___ Records shown

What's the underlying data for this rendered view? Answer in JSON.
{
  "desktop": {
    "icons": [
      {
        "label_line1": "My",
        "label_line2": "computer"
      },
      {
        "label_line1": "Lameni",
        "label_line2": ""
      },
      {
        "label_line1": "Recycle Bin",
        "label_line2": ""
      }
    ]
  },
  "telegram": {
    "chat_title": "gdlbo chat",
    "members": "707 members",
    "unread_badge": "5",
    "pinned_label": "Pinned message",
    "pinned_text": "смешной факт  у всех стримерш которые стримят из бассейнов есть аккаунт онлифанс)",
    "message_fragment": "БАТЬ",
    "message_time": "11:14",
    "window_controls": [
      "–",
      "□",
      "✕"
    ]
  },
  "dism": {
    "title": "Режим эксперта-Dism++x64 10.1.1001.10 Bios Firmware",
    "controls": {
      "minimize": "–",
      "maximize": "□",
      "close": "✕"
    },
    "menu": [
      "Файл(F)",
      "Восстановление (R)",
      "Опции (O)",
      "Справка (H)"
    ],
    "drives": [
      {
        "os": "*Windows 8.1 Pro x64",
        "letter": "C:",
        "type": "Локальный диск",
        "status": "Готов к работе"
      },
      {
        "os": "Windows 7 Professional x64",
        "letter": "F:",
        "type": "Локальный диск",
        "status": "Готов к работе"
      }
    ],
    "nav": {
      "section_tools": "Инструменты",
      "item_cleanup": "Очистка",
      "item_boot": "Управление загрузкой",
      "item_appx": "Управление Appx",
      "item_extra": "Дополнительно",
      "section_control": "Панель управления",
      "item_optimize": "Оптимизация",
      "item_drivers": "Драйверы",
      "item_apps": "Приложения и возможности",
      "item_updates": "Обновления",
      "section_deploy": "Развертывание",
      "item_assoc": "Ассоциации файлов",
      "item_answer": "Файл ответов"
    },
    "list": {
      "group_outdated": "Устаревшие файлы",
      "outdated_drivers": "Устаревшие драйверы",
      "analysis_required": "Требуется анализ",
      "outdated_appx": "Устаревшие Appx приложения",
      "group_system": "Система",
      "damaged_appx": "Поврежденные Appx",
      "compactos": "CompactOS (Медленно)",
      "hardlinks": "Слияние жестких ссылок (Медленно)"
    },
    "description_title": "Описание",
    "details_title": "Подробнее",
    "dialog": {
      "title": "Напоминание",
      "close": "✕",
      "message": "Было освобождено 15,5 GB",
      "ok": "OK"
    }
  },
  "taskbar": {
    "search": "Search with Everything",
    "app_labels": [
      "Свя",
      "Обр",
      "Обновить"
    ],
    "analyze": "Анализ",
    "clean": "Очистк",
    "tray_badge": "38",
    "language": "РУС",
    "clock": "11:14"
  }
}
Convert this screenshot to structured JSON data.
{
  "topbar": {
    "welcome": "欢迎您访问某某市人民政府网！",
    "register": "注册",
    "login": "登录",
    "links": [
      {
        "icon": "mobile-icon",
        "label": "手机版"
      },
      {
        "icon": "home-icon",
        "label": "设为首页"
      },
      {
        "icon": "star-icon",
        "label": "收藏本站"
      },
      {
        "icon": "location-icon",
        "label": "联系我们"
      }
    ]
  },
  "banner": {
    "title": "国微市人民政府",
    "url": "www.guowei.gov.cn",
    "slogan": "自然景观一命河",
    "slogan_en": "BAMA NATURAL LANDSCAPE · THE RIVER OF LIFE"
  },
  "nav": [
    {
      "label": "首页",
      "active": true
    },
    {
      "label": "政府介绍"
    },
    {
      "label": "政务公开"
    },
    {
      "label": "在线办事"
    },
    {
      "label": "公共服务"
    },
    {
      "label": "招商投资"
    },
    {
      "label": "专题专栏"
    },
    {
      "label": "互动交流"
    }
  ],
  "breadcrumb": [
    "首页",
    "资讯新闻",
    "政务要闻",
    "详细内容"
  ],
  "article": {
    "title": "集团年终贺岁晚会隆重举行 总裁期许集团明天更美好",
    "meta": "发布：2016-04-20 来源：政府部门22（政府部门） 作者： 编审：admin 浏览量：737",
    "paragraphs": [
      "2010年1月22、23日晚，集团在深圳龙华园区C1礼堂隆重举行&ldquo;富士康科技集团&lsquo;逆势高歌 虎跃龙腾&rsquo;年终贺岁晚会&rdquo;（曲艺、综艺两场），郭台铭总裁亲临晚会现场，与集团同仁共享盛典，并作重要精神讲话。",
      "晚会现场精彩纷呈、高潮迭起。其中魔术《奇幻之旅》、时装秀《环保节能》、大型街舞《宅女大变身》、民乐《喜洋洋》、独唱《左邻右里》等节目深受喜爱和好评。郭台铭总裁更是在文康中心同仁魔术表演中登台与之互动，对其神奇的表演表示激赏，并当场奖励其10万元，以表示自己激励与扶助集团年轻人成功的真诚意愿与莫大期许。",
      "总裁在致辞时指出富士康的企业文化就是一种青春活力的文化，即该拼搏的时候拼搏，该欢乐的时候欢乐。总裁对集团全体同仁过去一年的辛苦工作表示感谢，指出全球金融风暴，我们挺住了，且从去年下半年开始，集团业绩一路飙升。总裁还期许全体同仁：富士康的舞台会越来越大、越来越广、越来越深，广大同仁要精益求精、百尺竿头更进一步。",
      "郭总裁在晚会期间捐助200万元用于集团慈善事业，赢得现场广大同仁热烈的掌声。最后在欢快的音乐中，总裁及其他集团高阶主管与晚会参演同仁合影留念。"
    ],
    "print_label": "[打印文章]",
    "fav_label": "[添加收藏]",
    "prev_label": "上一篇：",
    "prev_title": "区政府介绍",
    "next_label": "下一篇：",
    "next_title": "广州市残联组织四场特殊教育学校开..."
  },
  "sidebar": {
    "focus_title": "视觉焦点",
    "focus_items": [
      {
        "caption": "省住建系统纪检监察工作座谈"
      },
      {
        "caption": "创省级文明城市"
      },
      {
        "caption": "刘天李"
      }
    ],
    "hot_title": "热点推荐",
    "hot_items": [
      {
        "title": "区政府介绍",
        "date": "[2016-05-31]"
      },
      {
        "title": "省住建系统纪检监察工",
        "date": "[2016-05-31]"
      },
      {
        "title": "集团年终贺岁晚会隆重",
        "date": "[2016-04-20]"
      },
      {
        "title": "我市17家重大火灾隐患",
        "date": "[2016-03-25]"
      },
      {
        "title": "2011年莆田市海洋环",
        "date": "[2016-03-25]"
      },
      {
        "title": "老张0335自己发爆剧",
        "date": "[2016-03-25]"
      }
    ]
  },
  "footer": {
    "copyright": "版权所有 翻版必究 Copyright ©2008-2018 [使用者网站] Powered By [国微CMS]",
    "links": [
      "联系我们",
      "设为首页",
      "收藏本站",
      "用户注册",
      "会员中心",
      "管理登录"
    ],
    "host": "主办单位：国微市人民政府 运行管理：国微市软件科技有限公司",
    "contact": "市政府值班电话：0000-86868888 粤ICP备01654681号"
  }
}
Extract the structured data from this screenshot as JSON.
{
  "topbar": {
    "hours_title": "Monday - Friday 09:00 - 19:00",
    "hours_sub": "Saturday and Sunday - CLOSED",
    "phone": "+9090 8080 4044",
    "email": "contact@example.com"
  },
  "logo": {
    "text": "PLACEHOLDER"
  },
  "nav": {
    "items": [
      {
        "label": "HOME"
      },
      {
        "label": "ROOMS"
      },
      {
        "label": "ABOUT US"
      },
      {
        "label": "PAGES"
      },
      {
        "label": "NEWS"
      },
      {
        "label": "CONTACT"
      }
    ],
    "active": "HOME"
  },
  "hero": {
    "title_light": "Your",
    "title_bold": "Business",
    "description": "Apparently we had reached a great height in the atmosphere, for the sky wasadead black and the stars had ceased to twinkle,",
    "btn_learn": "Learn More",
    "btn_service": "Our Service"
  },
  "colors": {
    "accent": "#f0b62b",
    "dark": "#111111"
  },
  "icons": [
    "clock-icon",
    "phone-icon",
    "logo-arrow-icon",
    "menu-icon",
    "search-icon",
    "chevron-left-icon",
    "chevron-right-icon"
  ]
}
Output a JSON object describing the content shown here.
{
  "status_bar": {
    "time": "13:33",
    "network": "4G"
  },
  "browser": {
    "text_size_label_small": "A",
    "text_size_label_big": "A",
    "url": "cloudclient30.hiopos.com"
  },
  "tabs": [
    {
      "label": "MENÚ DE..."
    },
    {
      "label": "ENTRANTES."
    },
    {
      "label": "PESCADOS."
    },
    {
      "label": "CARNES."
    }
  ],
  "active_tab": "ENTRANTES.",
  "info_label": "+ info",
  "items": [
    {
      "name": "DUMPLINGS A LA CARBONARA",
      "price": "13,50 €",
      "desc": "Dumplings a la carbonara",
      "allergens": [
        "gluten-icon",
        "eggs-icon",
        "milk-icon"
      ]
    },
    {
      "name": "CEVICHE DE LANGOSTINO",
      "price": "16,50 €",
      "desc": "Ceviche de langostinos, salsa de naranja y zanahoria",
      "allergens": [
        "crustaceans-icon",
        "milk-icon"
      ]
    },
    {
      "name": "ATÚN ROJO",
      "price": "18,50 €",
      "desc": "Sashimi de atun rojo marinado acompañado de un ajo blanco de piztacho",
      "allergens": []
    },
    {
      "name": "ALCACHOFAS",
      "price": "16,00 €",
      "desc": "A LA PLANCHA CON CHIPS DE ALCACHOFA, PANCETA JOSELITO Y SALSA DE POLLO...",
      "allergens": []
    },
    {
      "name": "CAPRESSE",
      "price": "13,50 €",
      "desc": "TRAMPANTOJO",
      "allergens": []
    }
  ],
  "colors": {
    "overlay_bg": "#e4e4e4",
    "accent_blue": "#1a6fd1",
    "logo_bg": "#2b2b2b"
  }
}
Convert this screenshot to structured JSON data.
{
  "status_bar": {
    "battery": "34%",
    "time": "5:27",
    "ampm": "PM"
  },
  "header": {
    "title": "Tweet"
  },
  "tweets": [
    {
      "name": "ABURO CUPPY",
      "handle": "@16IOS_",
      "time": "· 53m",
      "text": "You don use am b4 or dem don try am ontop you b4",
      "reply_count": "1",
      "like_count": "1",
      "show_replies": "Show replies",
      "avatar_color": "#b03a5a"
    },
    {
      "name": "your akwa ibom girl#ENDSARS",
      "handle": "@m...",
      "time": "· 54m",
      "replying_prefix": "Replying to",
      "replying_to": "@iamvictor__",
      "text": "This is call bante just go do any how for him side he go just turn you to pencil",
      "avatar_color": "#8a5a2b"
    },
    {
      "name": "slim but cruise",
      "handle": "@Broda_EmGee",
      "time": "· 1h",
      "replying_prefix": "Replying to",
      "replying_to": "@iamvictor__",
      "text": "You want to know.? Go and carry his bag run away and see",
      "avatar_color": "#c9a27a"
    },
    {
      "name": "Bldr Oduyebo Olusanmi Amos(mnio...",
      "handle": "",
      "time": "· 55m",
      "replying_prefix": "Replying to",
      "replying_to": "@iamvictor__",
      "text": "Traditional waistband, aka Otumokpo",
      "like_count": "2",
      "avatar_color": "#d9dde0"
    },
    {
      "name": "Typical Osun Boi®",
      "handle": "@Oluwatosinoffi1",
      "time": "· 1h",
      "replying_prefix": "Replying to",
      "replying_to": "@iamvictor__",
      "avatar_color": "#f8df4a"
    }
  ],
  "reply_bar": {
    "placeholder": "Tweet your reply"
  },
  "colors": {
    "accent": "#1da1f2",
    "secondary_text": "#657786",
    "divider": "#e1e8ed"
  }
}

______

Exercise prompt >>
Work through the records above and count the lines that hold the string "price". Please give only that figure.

Response for this exercise >>
5